- What needs to be done -
Records follow. Copy every line with "Book".

━━━ Data for processing ━━━

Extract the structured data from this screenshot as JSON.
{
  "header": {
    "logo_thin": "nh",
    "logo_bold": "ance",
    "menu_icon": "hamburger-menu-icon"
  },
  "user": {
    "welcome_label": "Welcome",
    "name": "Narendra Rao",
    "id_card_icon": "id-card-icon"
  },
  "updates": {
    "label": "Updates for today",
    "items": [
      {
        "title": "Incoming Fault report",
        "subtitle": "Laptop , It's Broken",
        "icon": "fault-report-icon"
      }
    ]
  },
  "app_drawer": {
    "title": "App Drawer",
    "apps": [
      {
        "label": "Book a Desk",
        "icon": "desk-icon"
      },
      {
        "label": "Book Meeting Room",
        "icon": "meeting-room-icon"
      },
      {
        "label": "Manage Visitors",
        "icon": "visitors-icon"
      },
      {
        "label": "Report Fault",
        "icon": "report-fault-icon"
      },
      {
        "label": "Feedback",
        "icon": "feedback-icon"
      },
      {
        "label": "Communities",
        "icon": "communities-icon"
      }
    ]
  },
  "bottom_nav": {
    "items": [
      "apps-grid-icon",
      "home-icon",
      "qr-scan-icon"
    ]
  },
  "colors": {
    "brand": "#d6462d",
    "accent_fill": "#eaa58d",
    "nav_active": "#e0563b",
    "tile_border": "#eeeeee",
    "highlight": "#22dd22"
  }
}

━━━

- Answer area -
        "label": "Book a Desk",
        "label": "Book Meeting Room",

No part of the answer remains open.